[Dataset items]
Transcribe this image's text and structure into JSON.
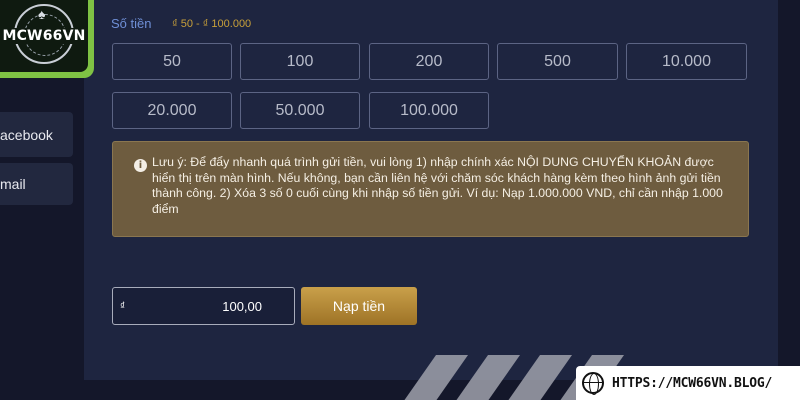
{
  "logo": {
    "text": "MCW66VN"
  },
  "sidebar": {
    "items": [
      {
        "label": "acebook"
      },
      {
        "label": "mail"
      }
    ]
  },
  "deposit": {
    "amount_label": "Số tiền",
    "amount_range": "₫ 50 - ₫ 100.000",
    "quick_amounts": [
      "50",
      "100",
      "200",
      "500",
      "10.000",
      "20.000",
      "50.000",
      "100.000"
    ],
    "notice": {
      "icon": "info-icon",
      "text": "Lưu ý: Để đẩy nhanh quá trình gửi tiền, vui lòng 1) nhập chính xác NỘI DUNG CHUYỂN KHOẢN được hiển thị trên màn hình. Nếu không, bạn cần liên hệ với chăm sóc khách hàng kèm theo hình ảnh gửi tiền thành công. 2) Xóa 3 số 0 cuối cùng khi nhập số tiền gửi. Ví dụ: Nạp 1.000.000 VND, chỉ cần nhập 1.000 điểm"
    },
    "input": {
      "currency_symbol": "₫",
      "value": "100,00"
    },
    "submit_label": "Nạp tiền"
  },
  "watermark": {
    "url": "HTTPS://MCW66VN.BLOG/",
    "icon": "globe-icon"
  },
  "colors": {
    "background": "#14172a",
    "panel": "#1e2540",
    "accent_gold": "#c9a04a",
    "notice_bg": "#6e5c3f",
    "logo_green": "#7fc244"
  }
}
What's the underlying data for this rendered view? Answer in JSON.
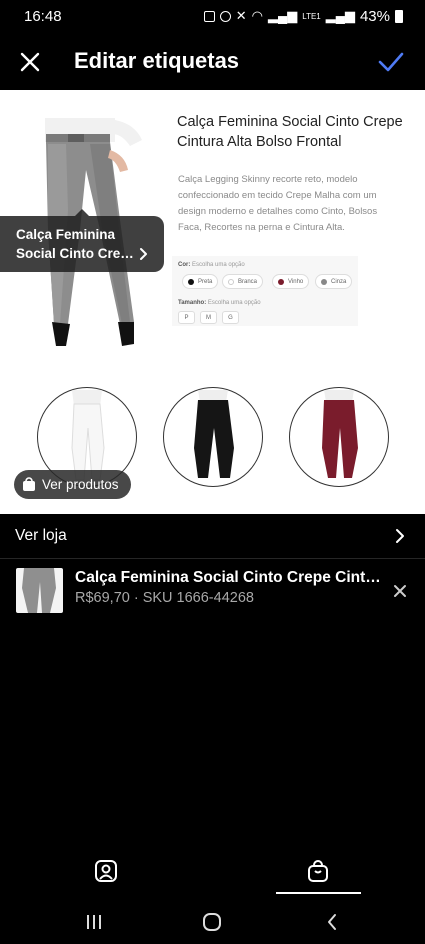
{
  "status_bar": {
    "time": "16:48",
    "battery": "43%",
    "network": "LTE1"
  },
  "header": {
    "title": "Editar etiquetas"
  },
  "photo": {
    "product_title": "Calça Feminina Social Cinto Crepe Cintura Alta Bolso Frontal",
    "product_desc": "Calça Legging Skinny recorte reto, modelo confeccionado em tecido Crepe Malha com um design moderno e detalhes como Cinto, Bolsos Faca, Recortes na perna e Cintura Alta.",
    "color_label": "Cor:",
    "color_hint": "Escolha uma opção",
    "colors": [
      {
        "name": "Preta",
        "hex": "#111111"
      },
      {
        "name": "Branca",
        "hex": "#ffffff"
      },
      {
        "name": "Vinho",
        "hex": "#7a1c2c"
      },
      {
        "name": "Cinza",
        "hex": "#888888"
      }
    ],
    "size_label": "Tamanho:",
    "size_hint": "Escolha uma opção",
    "sizes": [
      "P",
      "M",
      "G"
    ]
  },
  "tag": {
    "line1": "Calça Feminina",
    "line2": "Social Cinto Crepe Cintura Alta Bolso Frontal"
  },
  "ver_produtos": "Ver produtos",
  "ver_loja": "Ver loja",
  "product": {
    "name": "Calça Feminina Social Cinto Crepe Cintura Alta Bolso Frontal",
    "meta": "R$69,70 · SKU 1666-44268"
  },
  "colors": {
    "accent": "#4f7bf5",
    "background": "#000000"
  }
}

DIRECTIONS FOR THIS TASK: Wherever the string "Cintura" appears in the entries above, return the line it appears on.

RESPONSE:
    "product_title": "Calça Feminina Social Cinto Crepe Cintura Alta Bolso Frontal",
    "product_desc": "Calça Legging Skinny recorte reto, modelo confeccionado em tecido Crepe Malha com um design moderno e detalhes como Cinto, Bolsos Faca, Recortes na perna e Cintura Alta.",
    "line2": "Social Cinto Crepe Cintura Alta Bolso Frontal"
    "name": "Calça Feminina Social Cinto Crepe Cintura Alta Bolso Frontal",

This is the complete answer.